### EXERCISE
Gather from the material every line that contains the string "data".

### MATERIALS PROVIDED

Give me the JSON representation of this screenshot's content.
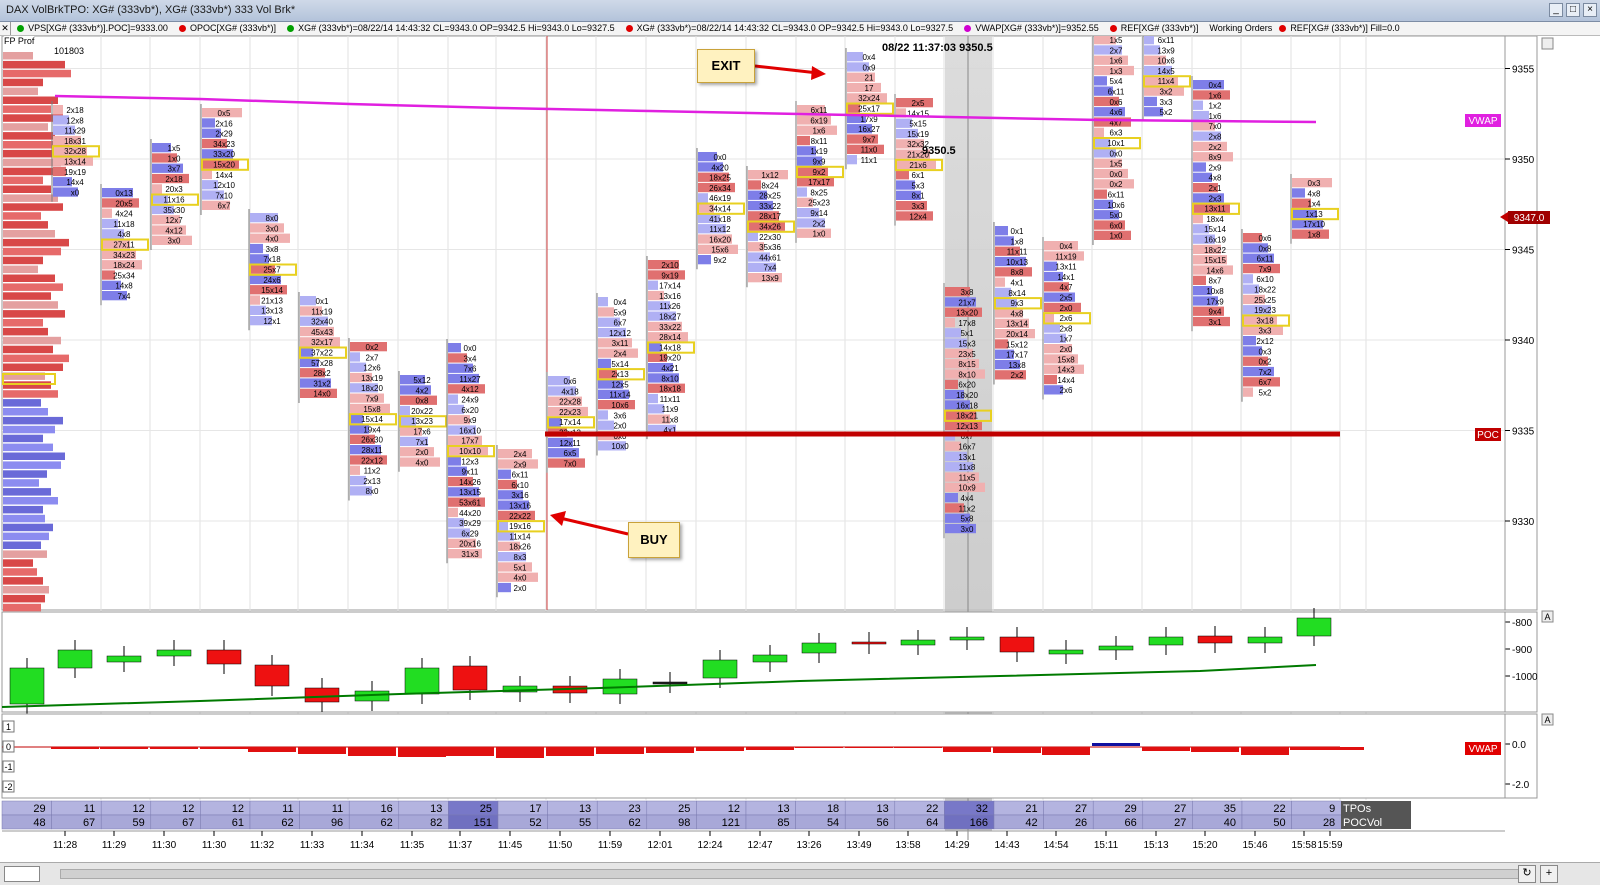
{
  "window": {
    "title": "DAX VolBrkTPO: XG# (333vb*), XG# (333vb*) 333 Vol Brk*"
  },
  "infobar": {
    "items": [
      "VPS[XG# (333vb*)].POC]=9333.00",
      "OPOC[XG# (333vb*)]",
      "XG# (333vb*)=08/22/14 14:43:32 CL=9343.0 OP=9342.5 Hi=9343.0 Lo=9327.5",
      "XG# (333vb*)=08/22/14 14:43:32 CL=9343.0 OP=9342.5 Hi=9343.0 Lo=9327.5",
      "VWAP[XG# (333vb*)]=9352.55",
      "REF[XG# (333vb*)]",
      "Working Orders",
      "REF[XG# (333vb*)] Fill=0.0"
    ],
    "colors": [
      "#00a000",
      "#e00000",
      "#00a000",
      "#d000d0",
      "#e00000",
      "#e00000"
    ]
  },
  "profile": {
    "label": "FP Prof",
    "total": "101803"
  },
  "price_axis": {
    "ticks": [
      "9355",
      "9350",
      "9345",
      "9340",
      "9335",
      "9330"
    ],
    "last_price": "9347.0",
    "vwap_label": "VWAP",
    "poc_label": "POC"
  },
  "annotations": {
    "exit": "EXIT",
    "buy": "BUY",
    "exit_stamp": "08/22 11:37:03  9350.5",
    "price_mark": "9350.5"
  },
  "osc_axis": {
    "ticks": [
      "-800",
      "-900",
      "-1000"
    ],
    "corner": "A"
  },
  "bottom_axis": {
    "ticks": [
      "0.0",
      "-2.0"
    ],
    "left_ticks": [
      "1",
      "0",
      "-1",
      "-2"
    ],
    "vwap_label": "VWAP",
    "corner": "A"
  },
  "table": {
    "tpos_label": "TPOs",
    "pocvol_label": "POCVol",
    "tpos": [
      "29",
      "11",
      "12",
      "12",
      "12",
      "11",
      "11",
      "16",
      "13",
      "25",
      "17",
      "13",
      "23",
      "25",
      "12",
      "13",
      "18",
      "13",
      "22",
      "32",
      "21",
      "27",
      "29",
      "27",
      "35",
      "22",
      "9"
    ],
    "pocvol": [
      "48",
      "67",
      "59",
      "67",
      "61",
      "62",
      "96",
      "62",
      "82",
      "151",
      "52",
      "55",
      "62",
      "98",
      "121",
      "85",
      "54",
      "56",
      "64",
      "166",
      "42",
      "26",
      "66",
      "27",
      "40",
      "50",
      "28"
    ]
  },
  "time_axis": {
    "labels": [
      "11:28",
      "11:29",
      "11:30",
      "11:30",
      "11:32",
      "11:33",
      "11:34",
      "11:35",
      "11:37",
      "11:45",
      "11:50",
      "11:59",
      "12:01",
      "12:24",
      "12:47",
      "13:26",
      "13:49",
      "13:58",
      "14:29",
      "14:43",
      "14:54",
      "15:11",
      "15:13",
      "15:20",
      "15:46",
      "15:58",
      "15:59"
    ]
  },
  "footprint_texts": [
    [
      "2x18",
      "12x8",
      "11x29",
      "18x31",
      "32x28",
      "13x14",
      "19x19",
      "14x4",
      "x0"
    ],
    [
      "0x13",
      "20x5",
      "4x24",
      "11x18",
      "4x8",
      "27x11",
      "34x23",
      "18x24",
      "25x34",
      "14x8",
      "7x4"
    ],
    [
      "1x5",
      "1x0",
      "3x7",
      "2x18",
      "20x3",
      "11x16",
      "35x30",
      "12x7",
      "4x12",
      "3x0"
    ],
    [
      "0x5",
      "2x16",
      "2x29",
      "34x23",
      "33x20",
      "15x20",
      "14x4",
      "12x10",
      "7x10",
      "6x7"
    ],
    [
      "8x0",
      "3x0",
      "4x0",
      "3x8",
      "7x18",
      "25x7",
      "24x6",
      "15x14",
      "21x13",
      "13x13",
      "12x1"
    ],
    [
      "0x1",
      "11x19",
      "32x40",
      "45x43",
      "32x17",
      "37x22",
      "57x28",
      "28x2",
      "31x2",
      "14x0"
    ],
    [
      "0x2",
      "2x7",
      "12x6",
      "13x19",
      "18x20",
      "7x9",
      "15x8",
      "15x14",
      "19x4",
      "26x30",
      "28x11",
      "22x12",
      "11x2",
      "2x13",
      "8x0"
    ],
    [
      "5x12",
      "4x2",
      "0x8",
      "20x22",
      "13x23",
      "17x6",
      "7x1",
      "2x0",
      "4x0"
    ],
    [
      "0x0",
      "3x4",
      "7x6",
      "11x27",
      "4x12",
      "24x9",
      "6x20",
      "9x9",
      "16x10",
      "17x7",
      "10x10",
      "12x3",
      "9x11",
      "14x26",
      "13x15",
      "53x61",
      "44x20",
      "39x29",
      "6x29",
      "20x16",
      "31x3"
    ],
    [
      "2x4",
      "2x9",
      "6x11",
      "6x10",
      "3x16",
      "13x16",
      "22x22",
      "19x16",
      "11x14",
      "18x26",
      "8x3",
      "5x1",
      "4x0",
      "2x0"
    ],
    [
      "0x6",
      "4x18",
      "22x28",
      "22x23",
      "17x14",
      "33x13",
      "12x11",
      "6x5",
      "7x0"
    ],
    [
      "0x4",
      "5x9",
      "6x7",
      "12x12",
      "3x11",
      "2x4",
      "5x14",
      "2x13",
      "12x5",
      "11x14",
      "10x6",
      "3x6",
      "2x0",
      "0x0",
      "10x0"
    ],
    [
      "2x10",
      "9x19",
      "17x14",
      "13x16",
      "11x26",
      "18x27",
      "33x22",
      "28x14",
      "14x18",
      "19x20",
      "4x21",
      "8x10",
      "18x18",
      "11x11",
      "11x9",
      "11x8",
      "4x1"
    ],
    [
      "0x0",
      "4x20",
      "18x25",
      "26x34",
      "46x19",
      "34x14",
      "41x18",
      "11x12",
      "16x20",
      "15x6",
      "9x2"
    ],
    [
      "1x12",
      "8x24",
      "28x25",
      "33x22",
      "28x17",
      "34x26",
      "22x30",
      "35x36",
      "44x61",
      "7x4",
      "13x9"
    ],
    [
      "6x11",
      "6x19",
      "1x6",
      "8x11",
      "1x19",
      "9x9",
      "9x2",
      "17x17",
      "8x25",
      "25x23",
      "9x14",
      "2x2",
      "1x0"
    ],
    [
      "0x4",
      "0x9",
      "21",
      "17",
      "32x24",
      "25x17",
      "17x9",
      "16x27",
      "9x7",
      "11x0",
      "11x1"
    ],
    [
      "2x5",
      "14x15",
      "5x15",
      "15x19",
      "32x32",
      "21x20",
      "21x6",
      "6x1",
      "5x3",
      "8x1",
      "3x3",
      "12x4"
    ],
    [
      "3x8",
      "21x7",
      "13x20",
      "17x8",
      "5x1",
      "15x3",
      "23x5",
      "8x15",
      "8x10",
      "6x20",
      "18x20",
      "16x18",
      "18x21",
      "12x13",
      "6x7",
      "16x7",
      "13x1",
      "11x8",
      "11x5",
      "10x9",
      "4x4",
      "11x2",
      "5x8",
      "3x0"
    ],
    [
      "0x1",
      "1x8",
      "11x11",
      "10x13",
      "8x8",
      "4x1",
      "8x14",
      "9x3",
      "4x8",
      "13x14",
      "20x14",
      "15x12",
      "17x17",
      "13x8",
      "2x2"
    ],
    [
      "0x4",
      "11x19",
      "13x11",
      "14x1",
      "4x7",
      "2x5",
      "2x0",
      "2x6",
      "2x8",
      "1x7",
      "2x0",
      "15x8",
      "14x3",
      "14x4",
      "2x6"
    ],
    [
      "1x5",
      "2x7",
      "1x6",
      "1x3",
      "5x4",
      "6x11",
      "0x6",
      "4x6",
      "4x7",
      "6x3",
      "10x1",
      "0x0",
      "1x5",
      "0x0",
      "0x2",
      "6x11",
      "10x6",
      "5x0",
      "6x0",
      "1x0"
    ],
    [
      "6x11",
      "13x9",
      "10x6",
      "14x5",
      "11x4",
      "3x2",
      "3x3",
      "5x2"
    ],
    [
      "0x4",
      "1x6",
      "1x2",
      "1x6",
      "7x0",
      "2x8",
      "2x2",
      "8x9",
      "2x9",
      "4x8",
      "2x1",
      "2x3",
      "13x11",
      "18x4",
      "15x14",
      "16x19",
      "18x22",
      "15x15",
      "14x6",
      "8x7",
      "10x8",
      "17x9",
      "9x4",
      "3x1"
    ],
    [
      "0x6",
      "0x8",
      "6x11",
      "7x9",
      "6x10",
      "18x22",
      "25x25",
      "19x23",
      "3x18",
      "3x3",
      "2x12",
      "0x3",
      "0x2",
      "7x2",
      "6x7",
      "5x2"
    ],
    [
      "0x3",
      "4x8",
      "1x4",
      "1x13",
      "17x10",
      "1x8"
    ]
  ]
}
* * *
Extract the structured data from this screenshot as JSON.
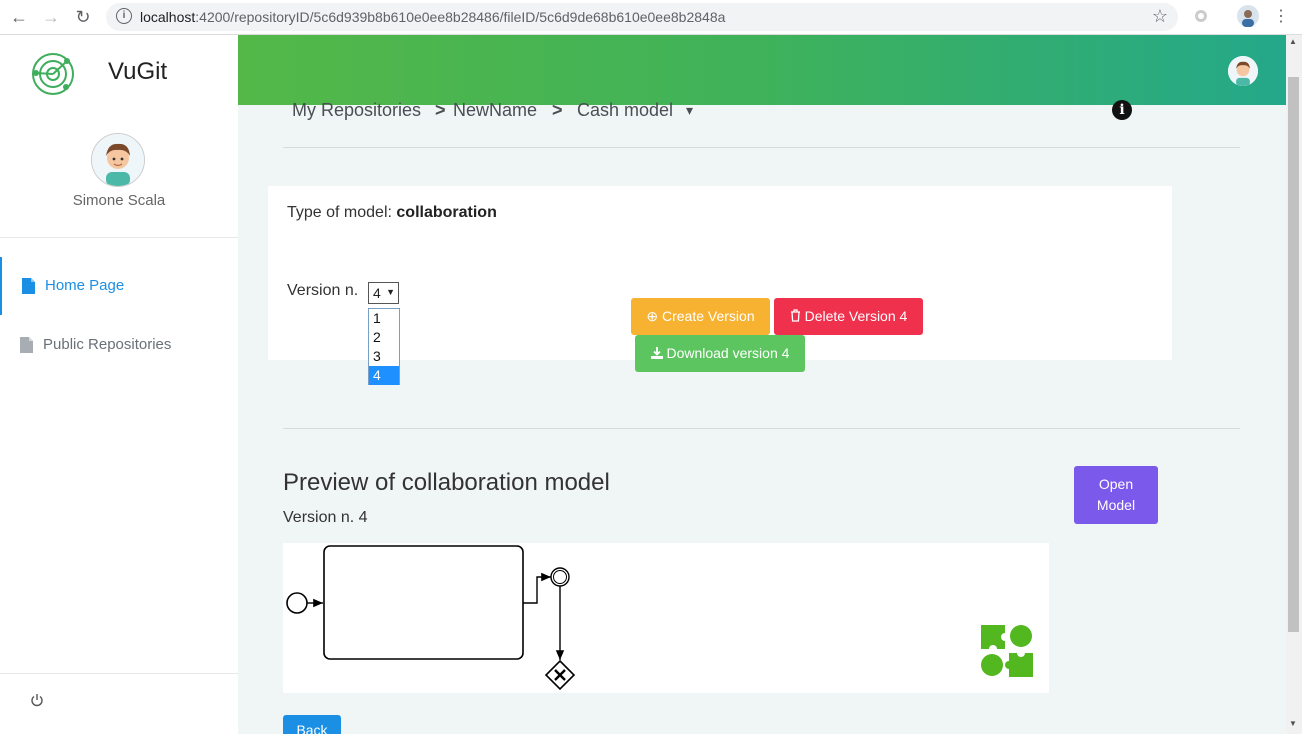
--
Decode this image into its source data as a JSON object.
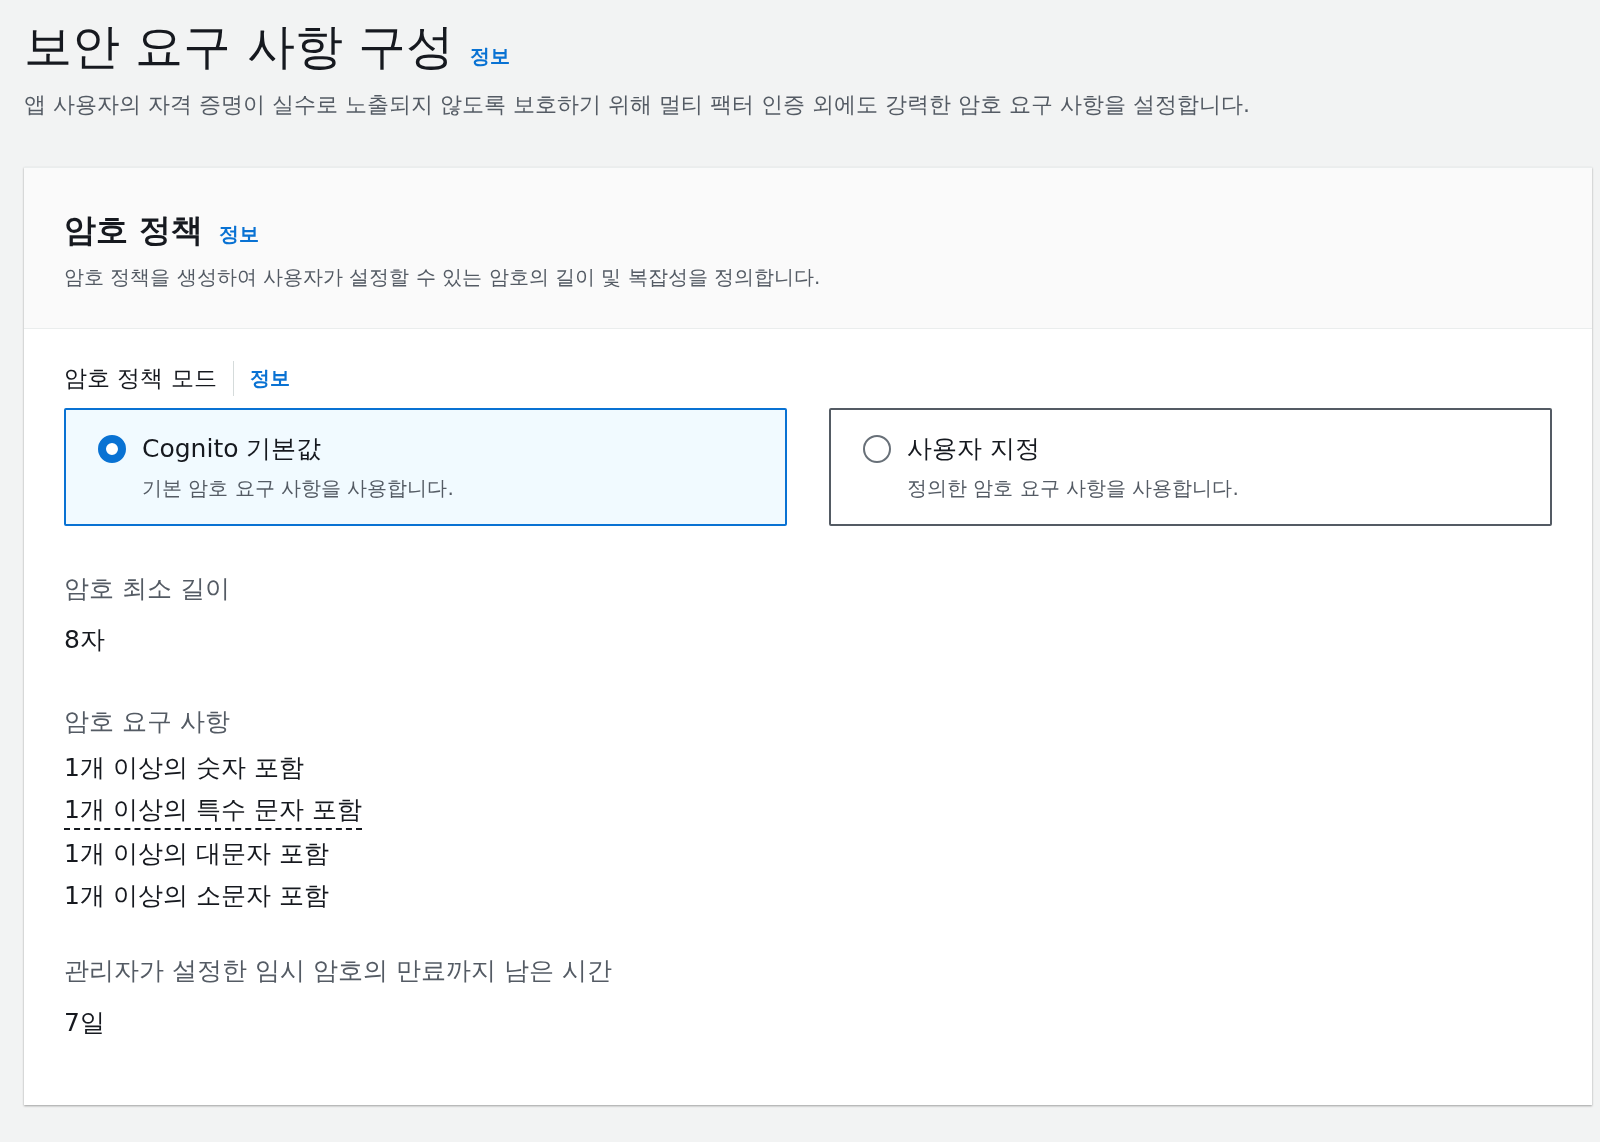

### REPLY
Extract the structured data from this screenshot as JSON.
Decode this image into its source data as a JSON object.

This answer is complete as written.